▶ Exercise requirements
The required output is the full listing below, reproduced word for word.

▶ Dataset records
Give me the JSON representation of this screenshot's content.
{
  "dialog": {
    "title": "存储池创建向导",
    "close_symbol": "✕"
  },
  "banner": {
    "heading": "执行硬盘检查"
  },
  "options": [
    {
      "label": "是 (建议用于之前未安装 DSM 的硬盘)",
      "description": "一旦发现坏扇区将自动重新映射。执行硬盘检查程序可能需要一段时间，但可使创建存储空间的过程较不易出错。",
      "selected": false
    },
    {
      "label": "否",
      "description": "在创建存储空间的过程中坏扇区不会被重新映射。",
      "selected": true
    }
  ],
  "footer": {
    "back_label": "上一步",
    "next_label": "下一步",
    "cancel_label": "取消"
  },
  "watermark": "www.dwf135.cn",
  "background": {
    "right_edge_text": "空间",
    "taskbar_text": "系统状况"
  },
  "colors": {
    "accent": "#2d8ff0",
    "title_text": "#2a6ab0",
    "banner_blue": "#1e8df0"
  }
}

▶ Written answer
Give me the JSON representation of this screenshot's content.
{
  "dialog": {
    "title": "存储池创建向导",
    "close_symbol": "✕"
  },
  "banner": {
    "heading": "执行硬盘检查"
  },
  "options": [
    {
      "label": "是 (建议用于之前未安装 DSM 的硬盘)",
      "description": "一旦发现坏扇区将自动重新映射。执行硬盘检查程序可能需要一段时间，但可使创建存储空间的过程较不易出错。",
      "selected": false
    },
    {
      "label": "否",
      "description": "在创建存储空间的过程中坏扇区不会被重新映射。",
      "selected": true
    }
  ],
  "footer": {
    "back_label": "上一步",
    "next_label": "下一步",
    "cancel_label": "取消"
  },
  "watermark": "www.dwf135.cn",
  "background": {
    "right_edge_text": "空间",
    "taskbar_text": "系统状况"
  },
  "colors": {
    "accent": "#2d8ff0",
    "title_text": "#2a6ab0",
    "banner_blue": "#1e8df0"
  }
}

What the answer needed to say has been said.